-- Records for processing follows --
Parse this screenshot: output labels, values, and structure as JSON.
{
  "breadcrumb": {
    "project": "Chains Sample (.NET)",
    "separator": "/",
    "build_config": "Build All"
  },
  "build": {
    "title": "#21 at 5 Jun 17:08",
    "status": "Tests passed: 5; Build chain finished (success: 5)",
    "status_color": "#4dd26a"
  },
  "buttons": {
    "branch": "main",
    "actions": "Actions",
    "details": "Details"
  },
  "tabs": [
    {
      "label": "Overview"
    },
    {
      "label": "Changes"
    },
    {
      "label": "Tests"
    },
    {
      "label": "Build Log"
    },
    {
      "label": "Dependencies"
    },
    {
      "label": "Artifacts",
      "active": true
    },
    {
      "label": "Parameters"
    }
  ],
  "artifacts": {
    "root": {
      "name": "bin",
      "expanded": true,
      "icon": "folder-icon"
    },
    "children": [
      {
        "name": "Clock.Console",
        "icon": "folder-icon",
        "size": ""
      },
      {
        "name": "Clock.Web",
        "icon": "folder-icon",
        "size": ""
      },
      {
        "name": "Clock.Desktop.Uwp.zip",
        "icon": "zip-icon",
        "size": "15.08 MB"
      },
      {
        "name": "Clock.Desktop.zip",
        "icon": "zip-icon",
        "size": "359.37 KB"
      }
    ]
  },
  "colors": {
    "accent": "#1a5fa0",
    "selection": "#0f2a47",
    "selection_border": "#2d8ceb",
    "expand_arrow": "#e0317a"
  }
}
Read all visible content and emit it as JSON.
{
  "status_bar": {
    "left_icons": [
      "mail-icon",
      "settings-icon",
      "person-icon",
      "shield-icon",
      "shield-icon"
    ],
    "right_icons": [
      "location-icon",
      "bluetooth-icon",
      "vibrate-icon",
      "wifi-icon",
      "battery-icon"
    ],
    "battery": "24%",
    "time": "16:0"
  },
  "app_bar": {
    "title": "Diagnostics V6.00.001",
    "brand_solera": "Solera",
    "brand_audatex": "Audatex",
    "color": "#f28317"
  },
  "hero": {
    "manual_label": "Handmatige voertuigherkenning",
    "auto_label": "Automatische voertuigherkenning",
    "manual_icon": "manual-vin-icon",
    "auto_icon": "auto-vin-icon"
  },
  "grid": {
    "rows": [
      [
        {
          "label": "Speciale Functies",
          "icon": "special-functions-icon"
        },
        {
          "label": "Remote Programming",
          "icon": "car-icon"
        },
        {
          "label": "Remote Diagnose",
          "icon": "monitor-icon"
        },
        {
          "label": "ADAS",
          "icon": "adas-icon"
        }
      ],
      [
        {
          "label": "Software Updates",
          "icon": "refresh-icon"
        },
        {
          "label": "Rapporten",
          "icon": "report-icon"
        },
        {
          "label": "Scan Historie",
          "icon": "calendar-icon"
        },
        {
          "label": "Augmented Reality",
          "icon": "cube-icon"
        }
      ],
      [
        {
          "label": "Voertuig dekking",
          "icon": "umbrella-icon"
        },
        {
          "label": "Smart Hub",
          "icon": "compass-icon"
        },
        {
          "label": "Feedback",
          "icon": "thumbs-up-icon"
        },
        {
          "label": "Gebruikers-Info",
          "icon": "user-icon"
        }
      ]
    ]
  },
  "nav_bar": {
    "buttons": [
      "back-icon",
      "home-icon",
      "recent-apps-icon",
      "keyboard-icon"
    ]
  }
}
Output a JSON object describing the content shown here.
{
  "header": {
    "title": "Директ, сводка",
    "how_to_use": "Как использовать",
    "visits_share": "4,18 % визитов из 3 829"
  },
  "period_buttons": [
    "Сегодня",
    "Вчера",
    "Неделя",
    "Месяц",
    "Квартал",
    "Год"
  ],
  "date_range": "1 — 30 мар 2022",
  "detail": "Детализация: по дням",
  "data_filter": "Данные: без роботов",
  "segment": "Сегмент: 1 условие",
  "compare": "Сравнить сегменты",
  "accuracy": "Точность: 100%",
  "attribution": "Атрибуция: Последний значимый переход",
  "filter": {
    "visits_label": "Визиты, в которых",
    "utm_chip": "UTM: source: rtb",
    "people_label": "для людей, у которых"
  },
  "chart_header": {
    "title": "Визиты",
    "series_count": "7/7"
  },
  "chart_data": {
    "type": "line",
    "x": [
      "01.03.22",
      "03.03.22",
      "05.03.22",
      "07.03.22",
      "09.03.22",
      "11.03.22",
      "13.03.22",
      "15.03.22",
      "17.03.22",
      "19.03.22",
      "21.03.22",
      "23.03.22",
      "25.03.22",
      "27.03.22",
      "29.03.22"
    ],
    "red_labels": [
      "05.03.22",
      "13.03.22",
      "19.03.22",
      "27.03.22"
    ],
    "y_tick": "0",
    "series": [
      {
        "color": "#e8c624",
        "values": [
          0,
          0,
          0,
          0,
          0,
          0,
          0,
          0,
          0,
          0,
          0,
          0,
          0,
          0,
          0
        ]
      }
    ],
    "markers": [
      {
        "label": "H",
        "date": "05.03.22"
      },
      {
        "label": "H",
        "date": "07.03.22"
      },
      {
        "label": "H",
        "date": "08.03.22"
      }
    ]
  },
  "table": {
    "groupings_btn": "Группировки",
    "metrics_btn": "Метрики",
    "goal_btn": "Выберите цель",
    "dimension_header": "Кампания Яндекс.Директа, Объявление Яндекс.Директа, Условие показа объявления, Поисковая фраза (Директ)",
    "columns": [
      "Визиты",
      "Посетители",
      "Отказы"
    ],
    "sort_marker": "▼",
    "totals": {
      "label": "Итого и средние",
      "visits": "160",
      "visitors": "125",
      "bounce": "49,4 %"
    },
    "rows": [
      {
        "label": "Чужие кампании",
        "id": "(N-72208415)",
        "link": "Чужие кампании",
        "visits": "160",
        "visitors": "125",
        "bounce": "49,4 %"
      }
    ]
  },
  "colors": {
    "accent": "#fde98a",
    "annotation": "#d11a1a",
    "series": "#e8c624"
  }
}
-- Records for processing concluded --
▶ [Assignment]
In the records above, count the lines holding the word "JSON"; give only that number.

▶ [Exercise output]
3